Marker Logo HMdb.org THE HISTORICAL
MARKER DATABASE
“Bite-Size Bits of Local, National, and Global History”
“Bite-Size Bits of Local, National, and Global History”
Collinsville in Hartford County, Connecticut — The American Northeast (New England)
 

Collinsville- Railroad from both sides

 
 
Collinsville- Railroad from both sides Marker image. Click for full size.
By Alan M. Perrie, November 20, 2015
1. Collinsville- Railroad from both sides Marker

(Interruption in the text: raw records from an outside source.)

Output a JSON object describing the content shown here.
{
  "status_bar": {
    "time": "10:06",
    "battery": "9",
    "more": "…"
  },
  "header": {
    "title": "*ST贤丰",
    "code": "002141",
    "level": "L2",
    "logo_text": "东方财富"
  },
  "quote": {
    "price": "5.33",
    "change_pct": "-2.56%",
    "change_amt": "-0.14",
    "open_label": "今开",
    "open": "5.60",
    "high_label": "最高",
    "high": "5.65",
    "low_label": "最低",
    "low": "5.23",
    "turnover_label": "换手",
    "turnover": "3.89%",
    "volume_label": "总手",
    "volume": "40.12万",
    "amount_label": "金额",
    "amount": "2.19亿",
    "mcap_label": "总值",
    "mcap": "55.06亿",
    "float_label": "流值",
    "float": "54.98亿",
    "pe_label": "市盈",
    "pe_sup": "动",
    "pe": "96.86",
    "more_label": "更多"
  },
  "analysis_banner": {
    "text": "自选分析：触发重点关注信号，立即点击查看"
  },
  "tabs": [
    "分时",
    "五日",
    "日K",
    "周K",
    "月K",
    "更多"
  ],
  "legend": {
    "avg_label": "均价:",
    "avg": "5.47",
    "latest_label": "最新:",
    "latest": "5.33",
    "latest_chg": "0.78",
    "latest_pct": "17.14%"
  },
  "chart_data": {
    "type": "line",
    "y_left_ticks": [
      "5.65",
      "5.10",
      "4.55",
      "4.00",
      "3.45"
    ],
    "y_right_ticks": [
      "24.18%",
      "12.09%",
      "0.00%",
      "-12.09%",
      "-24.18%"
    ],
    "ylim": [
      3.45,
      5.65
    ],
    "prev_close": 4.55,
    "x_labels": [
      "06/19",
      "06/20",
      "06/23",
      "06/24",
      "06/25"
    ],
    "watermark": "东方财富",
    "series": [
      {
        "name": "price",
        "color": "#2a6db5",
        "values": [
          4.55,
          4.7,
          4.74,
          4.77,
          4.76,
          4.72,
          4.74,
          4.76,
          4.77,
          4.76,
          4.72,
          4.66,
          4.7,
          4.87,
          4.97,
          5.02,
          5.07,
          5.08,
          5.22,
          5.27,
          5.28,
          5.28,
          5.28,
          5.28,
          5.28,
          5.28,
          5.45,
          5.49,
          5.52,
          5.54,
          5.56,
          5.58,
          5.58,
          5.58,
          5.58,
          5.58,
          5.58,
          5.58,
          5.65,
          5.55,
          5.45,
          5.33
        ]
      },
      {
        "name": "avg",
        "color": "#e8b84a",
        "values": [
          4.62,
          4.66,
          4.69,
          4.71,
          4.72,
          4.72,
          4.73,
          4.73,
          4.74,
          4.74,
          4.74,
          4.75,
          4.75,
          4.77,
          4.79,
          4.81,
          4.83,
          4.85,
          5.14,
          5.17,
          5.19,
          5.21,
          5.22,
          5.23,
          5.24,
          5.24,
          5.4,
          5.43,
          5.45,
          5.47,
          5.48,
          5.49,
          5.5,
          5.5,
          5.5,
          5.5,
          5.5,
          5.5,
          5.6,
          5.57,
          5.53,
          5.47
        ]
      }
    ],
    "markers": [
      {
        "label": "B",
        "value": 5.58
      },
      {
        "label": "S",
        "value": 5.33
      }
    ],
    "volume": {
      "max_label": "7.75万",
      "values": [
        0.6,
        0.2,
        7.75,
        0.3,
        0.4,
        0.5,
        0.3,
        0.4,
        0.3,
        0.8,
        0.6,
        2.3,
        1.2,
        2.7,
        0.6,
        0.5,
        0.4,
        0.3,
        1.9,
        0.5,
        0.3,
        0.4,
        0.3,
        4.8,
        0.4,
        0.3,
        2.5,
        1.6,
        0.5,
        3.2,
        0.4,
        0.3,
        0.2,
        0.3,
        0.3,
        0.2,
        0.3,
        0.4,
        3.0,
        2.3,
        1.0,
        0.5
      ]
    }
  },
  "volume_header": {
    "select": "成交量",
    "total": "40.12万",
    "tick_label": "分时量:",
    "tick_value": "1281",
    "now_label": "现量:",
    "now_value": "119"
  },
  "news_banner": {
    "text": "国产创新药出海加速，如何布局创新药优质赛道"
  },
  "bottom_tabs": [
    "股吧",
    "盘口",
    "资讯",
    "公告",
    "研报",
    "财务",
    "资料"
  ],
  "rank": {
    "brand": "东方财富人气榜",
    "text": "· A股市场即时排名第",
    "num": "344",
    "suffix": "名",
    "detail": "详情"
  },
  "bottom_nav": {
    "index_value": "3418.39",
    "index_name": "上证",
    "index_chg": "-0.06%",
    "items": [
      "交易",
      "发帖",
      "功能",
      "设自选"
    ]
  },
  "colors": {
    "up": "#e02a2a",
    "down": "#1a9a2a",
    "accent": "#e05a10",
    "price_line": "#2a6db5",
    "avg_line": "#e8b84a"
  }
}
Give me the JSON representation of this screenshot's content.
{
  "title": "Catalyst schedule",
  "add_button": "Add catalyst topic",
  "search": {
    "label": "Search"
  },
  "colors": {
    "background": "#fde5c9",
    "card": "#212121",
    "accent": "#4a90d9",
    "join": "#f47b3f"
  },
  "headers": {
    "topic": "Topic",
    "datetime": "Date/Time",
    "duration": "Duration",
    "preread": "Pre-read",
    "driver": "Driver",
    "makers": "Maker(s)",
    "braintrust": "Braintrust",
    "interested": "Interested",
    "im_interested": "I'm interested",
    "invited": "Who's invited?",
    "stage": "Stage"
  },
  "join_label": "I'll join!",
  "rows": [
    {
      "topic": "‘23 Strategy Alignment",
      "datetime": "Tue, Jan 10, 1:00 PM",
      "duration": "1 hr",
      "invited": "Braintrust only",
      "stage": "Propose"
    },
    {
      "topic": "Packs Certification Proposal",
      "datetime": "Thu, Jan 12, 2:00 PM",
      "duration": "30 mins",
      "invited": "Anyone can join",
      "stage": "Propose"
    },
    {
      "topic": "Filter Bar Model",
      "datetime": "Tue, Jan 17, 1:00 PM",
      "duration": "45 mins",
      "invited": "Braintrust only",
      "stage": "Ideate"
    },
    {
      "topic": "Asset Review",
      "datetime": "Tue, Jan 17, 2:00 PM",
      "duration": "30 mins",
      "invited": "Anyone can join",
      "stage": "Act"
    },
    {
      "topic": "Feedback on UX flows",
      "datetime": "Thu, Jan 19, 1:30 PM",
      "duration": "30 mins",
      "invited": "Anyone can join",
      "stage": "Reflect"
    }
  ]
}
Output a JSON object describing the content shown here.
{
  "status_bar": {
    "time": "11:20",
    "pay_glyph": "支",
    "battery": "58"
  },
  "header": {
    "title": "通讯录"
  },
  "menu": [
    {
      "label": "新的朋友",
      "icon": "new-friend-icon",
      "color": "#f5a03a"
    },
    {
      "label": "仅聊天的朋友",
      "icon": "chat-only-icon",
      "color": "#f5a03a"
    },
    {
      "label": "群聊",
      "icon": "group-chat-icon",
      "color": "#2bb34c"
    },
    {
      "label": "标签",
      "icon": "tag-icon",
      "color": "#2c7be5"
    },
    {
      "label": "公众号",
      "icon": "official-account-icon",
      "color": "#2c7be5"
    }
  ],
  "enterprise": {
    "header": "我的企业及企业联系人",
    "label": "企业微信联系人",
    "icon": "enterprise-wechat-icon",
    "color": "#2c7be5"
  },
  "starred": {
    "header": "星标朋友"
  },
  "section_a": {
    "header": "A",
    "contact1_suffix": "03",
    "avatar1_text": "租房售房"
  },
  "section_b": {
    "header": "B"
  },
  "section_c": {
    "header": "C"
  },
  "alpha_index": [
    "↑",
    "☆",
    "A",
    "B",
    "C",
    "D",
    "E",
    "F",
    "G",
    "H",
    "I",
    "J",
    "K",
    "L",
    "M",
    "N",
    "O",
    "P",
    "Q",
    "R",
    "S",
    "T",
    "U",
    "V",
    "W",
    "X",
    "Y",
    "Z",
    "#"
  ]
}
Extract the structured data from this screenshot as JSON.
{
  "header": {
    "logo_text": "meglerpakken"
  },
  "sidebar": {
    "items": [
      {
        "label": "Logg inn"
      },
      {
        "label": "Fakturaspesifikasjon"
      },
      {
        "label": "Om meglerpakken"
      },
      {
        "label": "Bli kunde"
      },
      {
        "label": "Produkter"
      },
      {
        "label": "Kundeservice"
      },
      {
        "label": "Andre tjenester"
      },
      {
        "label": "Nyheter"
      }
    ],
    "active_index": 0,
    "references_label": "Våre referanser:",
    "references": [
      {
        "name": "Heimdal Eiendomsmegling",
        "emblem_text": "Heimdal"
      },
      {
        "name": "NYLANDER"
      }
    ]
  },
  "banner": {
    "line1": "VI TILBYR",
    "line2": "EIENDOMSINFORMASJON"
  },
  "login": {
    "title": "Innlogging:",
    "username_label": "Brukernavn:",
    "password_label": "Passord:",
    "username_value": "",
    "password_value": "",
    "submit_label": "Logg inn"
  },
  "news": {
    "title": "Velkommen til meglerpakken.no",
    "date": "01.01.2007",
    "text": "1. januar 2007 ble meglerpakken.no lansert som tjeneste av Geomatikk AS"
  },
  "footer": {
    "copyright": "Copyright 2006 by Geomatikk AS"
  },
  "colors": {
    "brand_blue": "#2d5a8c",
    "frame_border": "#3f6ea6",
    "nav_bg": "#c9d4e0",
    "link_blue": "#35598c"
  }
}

Inscription. From the book “Connecticut Railroads” by Turner & Jacobs. Train time at Collinsville, Connecticut on the Central New England Railway. Because the main-line track was on the outskirts of town, trains actually backed into the station. This train is sitting along Bridge Street with the bend in the river.
 
Erected by Canton Historical Museum.
 
Location. 41° 48.667′ N, 72° 55.4′ W. Marker is in Collinsville, Connecticut, in Hartford County. Marker is on Bridge Street (Connecticut Route 179), on the right when traveling west. Click for map. Marker is at or near this postal address: 41 Bridge Street, Canton CT 06019, United States of America.
 
Other nearby markers. At least 8 other markers are within 2 miles of this marker, measured as the crow flies. Charter Oak Offspring (here, next to this marker); The Collins Company Plow Building (about 400 feet away, measured in a direct line); Canton Veterans Memorial (about 600 feet away); Collinsville’s Powerhouse Station No. 3 (approx. 0.2 miles away); Collinsville, Town of Canton (approx. 0.3 miles away); a different marker also named Collinsville, Town of Canton
New Haven and Northampton Railroad bridge image. Click for full size.
By Alan M. Perrie, January 31, 2016
2. New Haven and Northampton Railroad bridge
The NH&N line to New Hartford crossed the bridge abutments that are still visible from the present River Road (route 179). The CNE Railroad has backed into the passenger station along Bridge Street, on the left. The photo courtesy of the Canton Historical Museum.
(approx. 0.7 miles away); Constitution Oak (approx. one mile away); In Memory of Phoebe Humphrey (approx. 1.7 miles away). Click for a list of all markers in Collinsville.
 
Regarding Collinsville- Railroad from both sides. Collinsville has a unique railroad history because they had two railroads that were very close, but did not connect. The New Haven and Northampton (NH&N) came first in 1850, followed by the Central New England (CNE) in 1871.
 
Also see . . .
1. CNE Railway and map. (Submitted on March 16, 2016, by Alan M. Perrie of Unionville, Connecticut.)
2. Railroads in Canton, CT. (Submitted on March 16, 2016, by Alan M. Perrie of Unionville, Connecticut.)
3. CNE Railway. (Submitted on March 16, 2016, by Alan M. Perrie of Unionville, Connecticut.)
4. NH&N Company. (Submitted on March 16, 2016, by Alan M. Perrie of Unionville, Connecticut.)
 
Categories. Railroads & Streetcars
 
Central New England Railway Station on Bridge Street. image. Click for full size.
By Alan M. Perrie, January 31, 2016
3. Central New England Railway Station on Bridge Street.
The CNE train (1871-1927) would use the “Y” to turn around at the Collinsville Junction Station on Dyer Avenue and the train would back down to the Collinsville CNE Station. The bridge for the NH&N line is in the background. The photo courtesy of the Canton Historical Museum.
Collinsville’s HN&N Railway Station image. Click for full size.
By Alan M. Perrie, January 31, 2016
4. Collinsville’s HN&N Railway Station
The first railroad to Collinsville was completed in 1850, as a branch of the New Haven and Northampton Railroad (NH&N). The passenger station was located south of the 90° curve in Main Street, opposite the existing stone wall. The photo courtesy of the Canton Historical Museum.
The New Haven and Northampton Railroad image. Click for full size.
By Alan M. Perrie, March 13, 2016
5. The New Haven and Northampton Railroad
This passenger station was originally for the New Haven and Northampton Railroad which crossed the river both north and south of Town. The photo courtesy of the Canton Historical Museum.
The Freight Station image. Click for full size.
By Alan M. Perrie, November 20, 2015
6. The Freight Station
The white building was the Freight Station for the NH&N Railroad. The Collins Company (large brick building behind it) was its main customer.
 
 
Credits. This page originally submitted on , by Alan M. Perrie of Unionville, Connecticut. This page has been viewed 171 times since then and 3 times this year. Photos:   1, 2, 3, 4, 5, 6. submitted on , by Alan M. Perrie of Unionville, Connecticut. • Bill Pfingsten was the editor who published this page. This page was last revised on June 16, 2016.
Paid Advertisement